Records provided START

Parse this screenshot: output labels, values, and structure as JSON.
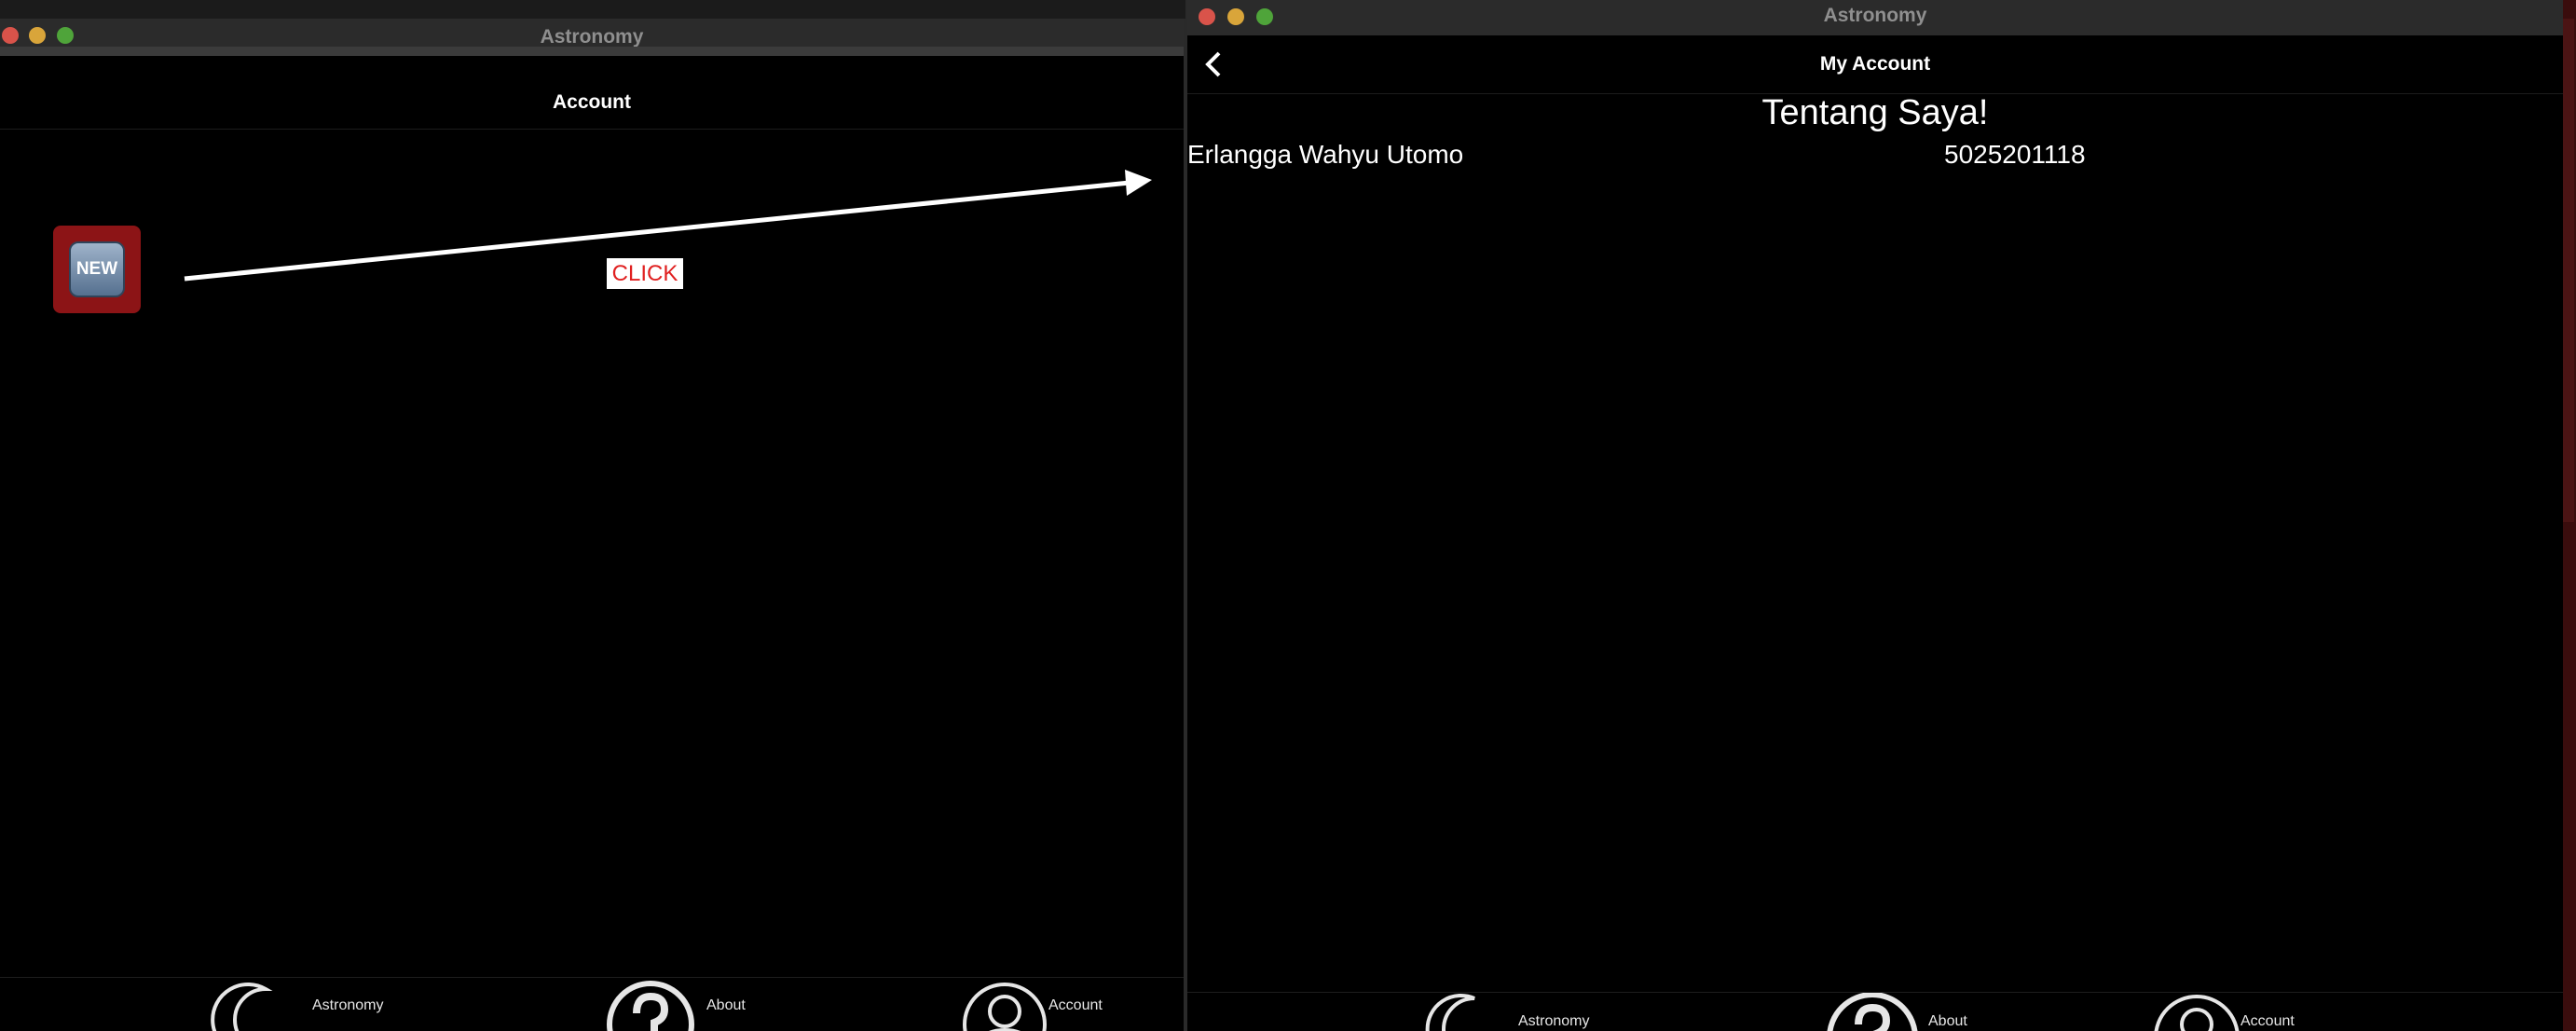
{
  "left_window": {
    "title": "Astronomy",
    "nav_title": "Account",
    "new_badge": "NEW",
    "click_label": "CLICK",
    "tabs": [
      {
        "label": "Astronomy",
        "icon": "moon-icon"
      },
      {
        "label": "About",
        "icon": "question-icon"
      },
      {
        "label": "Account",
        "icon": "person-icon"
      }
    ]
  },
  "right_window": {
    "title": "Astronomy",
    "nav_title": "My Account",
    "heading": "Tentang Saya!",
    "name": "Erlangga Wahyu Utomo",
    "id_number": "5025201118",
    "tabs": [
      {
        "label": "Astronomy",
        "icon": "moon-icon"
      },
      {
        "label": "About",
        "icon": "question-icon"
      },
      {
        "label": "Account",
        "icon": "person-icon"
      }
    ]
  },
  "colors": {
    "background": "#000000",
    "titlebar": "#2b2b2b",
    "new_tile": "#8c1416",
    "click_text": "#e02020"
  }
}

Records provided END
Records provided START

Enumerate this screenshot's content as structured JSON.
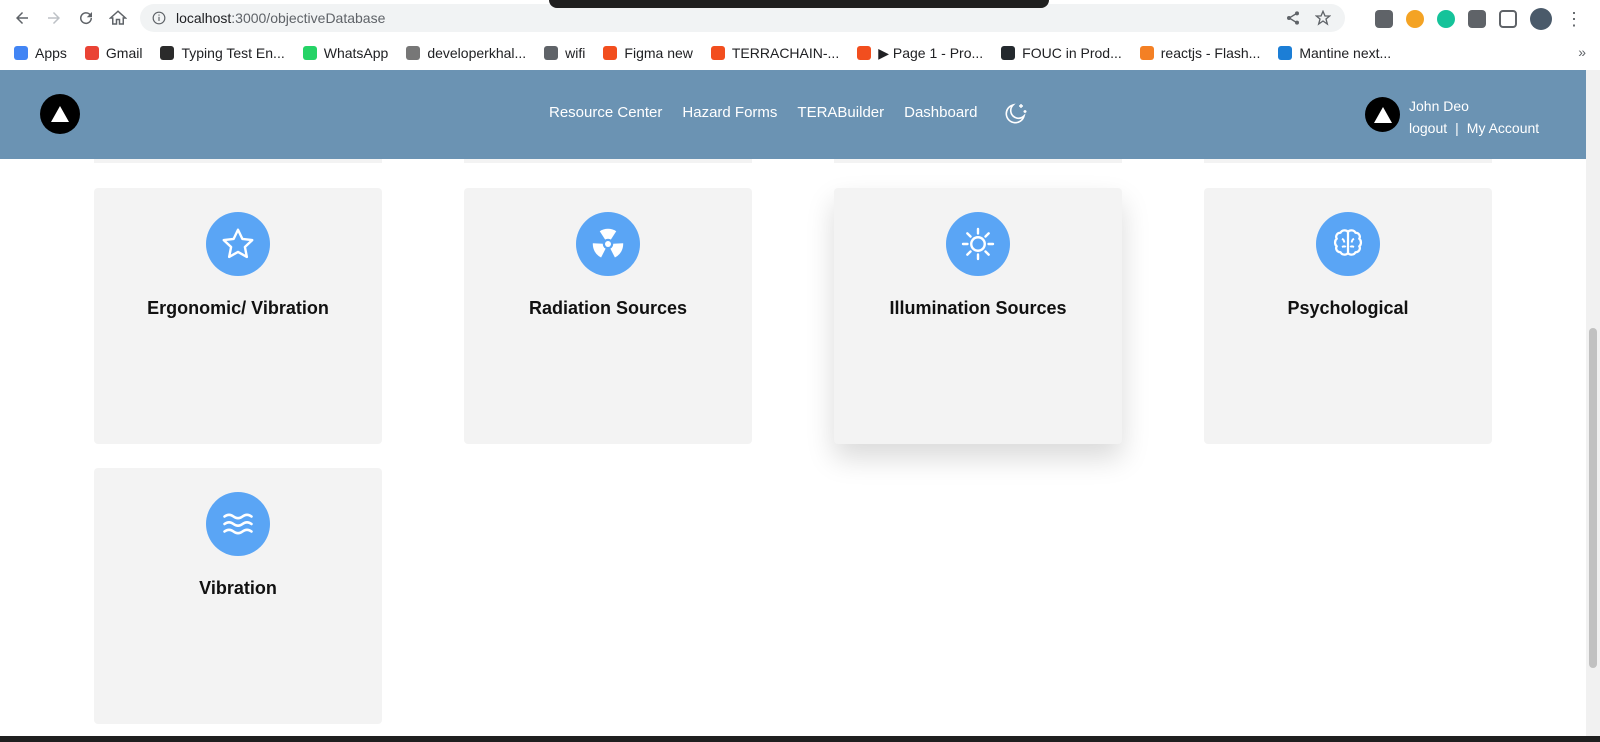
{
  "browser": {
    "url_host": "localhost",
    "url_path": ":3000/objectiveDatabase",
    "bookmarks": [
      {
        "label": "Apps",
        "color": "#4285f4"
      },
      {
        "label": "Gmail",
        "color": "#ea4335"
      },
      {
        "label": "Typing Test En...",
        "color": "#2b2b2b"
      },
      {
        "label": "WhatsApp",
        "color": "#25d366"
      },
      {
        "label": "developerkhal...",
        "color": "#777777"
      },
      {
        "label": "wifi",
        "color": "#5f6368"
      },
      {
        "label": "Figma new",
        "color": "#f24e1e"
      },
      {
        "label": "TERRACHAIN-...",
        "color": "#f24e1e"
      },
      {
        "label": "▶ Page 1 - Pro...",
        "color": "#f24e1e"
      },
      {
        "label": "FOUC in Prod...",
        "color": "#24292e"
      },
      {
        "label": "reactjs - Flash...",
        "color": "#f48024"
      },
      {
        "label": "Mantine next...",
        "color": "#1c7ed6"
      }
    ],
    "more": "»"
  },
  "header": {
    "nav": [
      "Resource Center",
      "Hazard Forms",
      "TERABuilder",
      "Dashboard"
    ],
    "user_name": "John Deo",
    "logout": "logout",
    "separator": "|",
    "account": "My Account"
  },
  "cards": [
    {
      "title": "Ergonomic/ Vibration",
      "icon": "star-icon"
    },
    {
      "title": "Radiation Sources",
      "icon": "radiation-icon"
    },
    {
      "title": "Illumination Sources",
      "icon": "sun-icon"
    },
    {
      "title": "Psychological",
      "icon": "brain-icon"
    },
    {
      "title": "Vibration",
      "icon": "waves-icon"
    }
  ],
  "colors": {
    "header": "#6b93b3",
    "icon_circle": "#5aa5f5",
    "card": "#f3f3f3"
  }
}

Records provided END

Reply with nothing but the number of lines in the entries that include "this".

2